» **Input data**:

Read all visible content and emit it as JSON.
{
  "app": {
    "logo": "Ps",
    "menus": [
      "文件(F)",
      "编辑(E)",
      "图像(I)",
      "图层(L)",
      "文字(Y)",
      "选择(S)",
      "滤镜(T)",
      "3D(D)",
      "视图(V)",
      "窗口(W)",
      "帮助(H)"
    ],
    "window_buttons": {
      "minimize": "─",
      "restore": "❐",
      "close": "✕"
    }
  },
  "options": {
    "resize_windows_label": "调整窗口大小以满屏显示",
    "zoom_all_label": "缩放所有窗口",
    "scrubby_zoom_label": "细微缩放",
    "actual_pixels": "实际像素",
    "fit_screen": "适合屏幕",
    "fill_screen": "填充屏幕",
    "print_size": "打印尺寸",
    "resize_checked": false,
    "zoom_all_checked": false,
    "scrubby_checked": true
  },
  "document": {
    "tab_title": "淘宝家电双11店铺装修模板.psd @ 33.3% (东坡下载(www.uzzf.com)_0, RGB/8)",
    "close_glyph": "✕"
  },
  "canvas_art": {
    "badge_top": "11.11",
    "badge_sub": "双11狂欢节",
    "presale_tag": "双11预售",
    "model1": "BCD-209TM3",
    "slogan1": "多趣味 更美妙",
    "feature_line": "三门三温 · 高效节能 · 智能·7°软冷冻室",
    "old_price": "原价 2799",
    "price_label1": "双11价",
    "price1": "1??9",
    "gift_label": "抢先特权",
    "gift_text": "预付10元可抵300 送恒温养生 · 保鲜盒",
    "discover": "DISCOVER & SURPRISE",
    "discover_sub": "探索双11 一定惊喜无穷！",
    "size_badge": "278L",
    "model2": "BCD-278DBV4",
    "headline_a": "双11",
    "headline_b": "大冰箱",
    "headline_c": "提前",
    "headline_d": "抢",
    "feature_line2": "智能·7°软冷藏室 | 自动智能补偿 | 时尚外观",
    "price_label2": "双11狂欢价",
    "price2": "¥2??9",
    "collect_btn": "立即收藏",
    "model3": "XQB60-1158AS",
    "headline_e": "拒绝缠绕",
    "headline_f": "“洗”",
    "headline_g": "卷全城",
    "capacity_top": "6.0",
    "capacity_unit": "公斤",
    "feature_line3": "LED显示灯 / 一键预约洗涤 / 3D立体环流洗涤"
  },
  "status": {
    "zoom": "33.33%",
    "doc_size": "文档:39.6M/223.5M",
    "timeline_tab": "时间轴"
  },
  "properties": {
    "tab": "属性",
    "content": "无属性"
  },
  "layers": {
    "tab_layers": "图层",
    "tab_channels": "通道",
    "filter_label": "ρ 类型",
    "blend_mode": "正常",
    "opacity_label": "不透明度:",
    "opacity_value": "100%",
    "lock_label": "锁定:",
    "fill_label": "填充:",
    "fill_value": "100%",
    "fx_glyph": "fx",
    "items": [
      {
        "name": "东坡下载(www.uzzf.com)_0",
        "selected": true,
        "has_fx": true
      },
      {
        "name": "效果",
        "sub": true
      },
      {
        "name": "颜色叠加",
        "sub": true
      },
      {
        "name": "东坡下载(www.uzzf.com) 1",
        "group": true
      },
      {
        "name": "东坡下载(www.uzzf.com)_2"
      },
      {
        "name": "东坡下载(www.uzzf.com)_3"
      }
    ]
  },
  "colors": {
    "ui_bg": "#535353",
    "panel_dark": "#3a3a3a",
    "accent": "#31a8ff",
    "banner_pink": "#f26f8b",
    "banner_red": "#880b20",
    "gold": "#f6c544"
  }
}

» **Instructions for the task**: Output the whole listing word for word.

» **Task response**:
Read all visible content and emit it as JSON.
{
  "app": {
    "logo": "Ps",
    "menus": [
      "文件(F)",
      "编辑(E)",
      "图像(I)",
      "图层(L)",
      "文字(Y)",
      "选择(S)",
      "滤镜(T)",
      "3D(D)",
      "视图(V)",
      "窗口(W)",
      "帮助(H)"
    ],
    "window_buttons": {
      "minimize": "─",
      "restore": "❐",
      "close": "✕"
    }
  },
  "options": {
    "resize_windows_label": "调整窗口大小以满屏显示",
    "zoom_all_label": "缩放所有窗口",
    "scrubby_zoom_label": "细微缩放",
    "actual_pixels": "实际像素",
    "fit_screen": "适合屏幕",
    "fill_screen": "填充屏幕",
    "print_size": "打印尺寸",
    "resize_checked": false,
    "zoom_all_checked": false,
    "scrubby_checked": true
  },
  "document": {
    "tab_title": "淘宝家电双11店铺装修模板.psd @ 33.3% (东坡下载(www.uzzf.com)_0, RGB/8)",
    "close_glyph": "✕"
  },
  "canvas_art": {
    "badge_top": "11.11",
    "badge_sub": "双11狂欢节",
    "presale_tag": "双11预售",
    "model1": "BCD-209TM3",
    "slogan1": "多趣味 更美妙",
    "feature_line": "三门三温 · 高效节能 · 智能·7°软冷冻室",
    "old_price": "原价 2799",
    "price_label1": "双11价",
    "price1": "1??9",
    "gift_label": "抢先特权",
    "gift_text": "预付10元可抵300 送恒温养生 · 保鲜盒",
    "discover": "DISCOVER & SURPRISE",
    "discover_sub": "探索双11 一定惊喜无穷！",
    "size_badge": "278L",
    "model2": "BCD-278DBV4",
    "headline_a": "双11",
    "headline_b": "大冰箱",
    "headline_c": "提前",
    "headline_d": "抢",
    "feature_line2": "智能·7°软冷藏室 | 自动智能补偿 | 时尚外观",
    "price_label2": "双11狂欢价",
    "price2": "¥2??9",
    "collect_btn": "立即收藏",
    "model3": "XQB60-1158AS",
    "headline_e": "拒绝缠绕",
    "headline_f": "“洗”",
    "headline_g": "卷全城",
    "capacity_top": "6.0",
    "capacity_unit": "公斤",
    "feature_line3": "LED显示灯 / 一键预约洗涤 / 3D立体环流洗涤"
  },
  "status": {
    "zoom": "33.33%",
    "doc_size": "文档:39.6M/223.5M",
    "timeline_tab": "时间轴"
  },
  "properties": {
    "tab": "属性",
    "content": "无属性"
  },
  "layers": {
    "tab_layers": "图层",
    "tab_channels": "通道",
    "filter_label": "ρ 类型",
    "blend_mode": "正常",
    "opacity_label": "不透明度:",
    "opacity_value": "100%",
    "lock_label": "锁定:",
    "fill_label": "填充:",
    "fill_value": "100%",
    "fx_glyph": "fx",
    "items": [
      {
        "name": "东坡下载(www.uzzf.com)_0",
        "selected": true,
        "has_fx": true
      },
      {
        "name": "效果",
        "sub": true
      },
      {
        "name": "颜色叠加",
        "sub": true
      },
      {
        "name": "东坡下载(www.uzzf.com) 1",
        "group": true
      },
      {
        "name": "东坡下载(www.uzzf.com)_2"
      },
      {
        "name": "东坡下载(www.uzzf.com)_3"
      }
    ]
  },
  "colors": {
    "ui_bg": "#535353",
    "panel_dark": "#3a3a3a",
    "accent": "#31a8ff",
    "banner_pink": "#f26f8b",
    "banner_red": "#880b20",
    "gold": "#f6c544"
  }
}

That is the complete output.